Now this latest one, I think it’ll be different. I have the feeling everything’s going to be all right. It’s got potential, you can see by the glint in its baby black eyes. It knows things, things I could never have guessed. It breathes easily, has a certain assurance about it. It’s already a creature in its own right, one that I – don’t laugh! - one that I think could well change the world. It could end up being another Shakespeare, or Dante, or Homer – though he was blind, wasn’t he, and I’d not wish that on anyone. Though, come to think of it, he began it all, didn’t he – this story-telling lark? Yes, I think I’ll call it Homer or even better Homera.
The Quagga Prize for Literary Fiction
The big news this month is that The Quagga Prize for Literary Fiction is now seeking submissions from independent authors. Details of how to enter are given under the Quagga Prize heading.
Latest Publication- The Scholar's Tale
The next event will be the launching of The Scholar's Tale this summer (2014). This is David James's sixth published novel, which began with Boy Among Men in 1988, and belatedly announces the inauguration of the Quagga Press and my severing from self-publishing providers and, for the moment at least, trade publication.
An account of the book as given on the back cover and reads:
An intimate diary of Roy Musgrave’s amorous exploits in three continents
'Man at his best is a lover – not of women, but of beauty, the idea of perfection.’ Thus Roy Musgrave, textual critic and maverick writer. But Roy’s philosophy is put to the test when he is pestered by phone calls from an unknown woman. The distressed caller emerges as Nadia Benbouzid, a Tunisian student once his mistress. On impulse he shuns his New York conference and takes flight to North Africa leaving wife and job. But winter in Tunisia is far from the paradise he has envisaged, though Nadia, feckless as ever, still beguiles him; moreover she needs him desperately and ‘would die for him.’ Returning home and now estranged from his wife, Roy takes consolation in the arms of Rose, his sister-in-law whom he invites to New York where he is researching. But can Roy accept a settled life with the woman who loves him or will he be seduced by the eidolon of Nadia?
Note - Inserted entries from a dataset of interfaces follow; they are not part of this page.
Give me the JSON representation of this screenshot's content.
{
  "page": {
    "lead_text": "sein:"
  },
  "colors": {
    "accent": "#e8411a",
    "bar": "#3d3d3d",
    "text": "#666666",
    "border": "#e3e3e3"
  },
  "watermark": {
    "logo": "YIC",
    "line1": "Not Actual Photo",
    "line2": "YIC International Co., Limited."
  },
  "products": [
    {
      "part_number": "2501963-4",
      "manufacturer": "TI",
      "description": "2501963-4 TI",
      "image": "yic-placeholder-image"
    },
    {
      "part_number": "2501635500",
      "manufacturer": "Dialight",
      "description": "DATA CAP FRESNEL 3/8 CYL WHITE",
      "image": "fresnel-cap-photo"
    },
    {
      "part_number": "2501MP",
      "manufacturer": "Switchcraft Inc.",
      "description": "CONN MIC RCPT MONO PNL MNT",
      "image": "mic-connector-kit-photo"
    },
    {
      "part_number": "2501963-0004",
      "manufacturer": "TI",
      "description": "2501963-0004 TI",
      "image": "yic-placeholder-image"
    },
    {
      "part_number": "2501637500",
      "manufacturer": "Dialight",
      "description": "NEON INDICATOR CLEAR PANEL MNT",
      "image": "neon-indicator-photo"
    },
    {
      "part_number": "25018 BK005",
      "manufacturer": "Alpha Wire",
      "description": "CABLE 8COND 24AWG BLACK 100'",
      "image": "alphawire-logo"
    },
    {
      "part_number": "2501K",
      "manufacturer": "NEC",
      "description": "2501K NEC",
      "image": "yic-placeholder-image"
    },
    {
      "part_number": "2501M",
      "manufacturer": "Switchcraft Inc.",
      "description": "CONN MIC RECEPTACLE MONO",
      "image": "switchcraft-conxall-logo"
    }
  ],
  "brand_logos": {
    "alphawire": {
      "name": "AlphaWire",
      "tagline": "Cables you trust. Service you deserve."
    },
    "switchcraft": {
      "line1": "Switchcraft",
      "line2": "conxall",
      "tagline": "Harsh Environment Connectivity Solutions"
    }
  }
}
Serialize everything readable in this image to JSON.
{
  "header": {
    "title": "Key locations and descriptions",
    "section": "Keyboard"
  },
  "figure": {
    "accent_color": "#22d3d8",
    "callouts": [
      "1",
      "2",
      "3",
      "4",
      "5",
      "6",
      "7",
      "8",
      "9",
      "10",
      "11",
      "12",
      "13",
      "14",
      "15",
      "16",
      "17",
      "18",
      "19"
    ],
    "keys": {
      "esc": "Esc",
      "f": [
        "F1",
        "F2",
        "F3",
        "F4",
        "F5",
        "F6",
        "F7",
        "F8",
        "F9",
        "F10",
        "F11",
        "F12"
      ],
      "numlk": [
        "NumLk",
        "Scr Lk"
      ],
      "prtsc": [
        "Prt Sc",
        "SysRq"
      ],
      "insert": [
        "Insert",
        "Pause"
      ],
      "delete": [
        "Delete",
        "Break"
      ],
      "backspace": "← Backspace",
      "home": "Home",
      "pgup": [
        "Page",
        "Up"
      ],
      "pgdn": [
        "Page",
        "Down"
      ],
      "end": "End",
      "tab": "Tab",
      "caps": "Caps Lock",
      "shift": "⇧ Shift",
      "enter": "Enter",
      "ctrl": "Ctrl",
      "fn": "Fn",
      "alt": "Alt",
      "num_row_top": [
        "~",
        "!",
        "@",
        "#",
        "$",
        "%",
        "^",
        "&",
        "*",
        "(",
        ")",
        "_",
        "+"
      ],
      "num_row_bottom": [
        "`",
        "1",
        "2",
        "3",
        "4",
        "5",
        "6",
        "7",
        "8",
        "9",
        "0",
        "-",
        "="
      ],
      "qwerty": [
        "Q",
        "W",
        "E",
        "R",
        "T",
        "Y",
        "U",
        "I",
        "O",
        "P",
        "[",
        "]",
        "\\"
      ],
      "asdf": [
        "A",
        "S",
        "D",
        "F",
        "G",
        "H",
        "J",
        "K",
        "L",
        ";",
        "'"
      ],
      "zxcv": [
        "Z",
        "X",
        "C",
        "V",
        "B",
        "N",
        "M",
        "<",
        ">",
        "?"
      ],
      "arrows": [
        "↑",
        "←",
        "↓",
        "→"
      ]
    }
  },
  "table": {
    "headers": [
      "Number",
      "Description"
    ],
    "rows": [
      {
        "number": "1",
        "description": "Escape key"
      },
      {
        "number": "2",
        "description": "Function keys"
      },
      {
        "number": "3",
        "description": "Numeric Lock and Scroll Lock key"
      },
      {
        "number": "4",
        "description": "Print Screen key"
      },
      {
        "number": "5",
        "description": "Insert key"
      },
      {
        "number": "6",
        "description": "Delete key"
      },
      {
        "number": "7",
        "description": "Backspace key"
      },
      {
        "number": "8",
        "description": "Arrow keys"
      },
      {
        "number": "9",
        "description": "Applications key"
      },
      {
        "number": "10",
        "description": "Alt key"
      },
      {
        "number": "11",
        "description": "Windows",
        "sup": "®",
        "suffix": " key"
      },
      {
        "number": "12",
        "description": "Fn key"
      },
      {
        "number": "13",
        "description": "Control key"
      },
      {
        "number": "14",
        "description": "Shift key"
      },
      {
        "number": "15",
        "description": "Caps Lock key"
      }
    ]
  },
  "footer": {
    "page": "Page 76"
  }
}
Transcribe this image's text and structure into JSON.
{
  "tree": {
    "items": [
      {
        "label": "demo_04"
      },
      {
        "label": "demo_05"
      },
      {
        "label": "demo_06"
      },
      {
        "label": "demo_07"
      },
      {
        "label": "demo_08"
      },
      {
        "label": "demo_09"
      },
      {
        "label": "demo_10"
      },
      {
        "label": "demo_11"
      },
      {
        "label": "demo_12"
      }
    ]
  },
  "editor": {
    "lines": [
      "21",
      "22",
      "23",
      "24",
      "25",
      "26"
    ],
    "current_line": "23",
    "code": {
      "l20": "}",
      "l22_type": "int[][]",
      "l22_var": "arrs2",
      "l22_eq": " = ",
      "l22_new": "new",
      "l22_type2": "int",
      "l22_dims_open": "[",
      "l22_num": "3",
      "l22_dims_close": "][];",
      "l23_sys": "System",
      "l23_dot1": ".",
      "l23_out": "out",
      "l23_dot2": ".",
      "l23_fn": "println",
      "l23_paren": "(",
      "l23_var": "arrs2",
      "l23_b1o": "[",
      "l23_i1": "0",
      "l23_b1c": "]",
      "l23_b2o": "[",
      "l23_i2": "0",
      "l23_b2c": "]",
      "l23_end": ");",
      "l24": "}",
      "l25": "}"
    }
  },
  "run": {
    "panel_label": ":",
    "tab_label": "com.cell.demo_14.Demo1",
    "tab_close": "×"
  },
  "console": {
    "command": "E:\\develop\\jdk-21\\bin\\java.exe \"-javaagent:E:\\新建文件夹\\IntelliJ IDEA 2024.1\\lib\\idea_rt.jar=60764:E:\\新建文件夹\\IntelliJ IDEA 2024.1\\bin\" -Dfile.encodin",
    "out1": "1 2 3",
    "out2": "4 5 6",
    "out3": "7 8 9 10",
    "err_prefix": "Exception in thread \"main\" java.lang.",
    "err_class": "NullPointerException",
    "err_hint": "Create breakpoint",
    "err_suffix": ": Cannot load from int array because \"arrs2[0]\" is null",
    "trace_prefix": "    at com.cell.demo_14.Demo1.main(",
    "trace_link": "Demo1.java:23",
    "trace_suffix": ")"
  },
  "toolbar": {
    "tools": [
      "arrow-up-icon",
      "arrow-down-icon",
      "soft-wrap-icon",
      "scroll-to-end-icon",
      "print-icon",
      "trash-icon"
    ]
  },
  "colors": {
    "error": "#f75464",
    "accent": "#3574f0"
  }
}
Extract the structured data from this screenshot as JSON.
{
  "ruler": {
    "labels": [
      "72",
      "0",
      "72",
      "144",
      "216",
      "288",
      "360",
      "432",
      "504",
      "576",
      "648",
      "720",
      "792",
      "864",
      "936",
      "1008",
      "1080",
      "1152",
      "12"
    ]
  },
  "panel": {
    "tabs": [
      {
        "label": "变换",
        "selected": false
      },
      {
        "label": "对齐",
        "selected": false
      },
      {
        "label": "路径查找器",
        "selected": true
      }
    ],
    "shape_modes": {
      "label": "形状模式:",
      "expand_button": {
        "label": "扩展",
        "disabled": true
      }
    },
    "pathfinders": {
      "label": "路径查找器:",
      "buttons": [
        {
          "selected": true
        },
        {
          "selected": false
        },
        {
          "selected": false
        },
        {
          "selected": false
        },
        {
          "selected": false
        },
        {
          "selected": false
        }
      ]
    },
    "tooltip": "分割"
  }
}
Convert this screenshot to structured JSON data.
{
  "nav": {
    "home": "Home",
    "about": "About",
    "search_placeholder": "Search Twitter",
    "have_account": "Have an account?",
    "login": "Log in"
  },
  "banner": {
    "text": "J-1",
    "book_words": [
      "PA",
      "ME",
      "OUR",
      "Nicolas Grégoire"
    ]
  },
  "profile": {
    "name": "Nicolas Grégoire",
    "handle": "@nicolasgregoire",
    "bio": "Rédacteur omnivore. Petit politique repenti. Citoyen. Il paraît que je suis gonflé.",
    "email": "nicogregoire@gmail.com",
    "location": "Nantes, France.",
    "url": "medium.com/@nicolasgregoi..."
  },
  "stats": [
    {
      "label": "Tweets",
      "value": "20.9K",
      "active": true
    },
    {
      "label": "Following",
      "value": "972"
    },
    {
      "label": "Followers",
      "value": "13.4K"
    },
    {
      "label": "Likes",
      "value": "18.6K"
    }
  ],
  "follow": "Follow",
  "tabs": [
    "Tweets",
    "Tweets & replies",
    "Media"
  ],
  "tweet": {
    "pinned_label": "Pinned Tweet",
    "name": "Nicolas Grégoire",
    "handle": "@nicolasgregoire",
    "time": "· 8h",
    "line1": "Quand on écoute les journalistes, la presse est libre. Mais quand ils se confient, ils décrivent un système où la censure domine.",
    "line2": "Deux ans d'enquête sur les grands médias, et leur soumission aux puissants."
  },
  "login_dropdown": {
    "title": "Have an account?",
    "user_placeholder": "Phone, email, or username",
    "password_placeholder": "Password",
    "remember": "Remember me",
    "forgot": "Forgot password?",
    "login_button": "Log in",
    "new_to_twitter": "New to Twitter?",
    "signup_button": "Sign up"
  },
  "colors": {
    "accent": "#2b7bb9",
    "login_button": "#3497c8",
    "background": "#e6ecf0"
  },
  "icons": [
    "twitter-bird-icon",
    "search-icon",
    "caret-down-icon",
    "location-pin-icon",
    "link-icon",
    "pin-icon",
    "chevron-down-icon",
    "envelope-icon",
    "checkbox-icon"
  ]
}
‘A very distinctive and enjoyable work. It is a pleasure to read writing of such high quality.’
‘A compelling portrait of a not-very-likeable man striving to live the life of the mind while obsessing over his baser impulses.’
-- Kirkus Reviews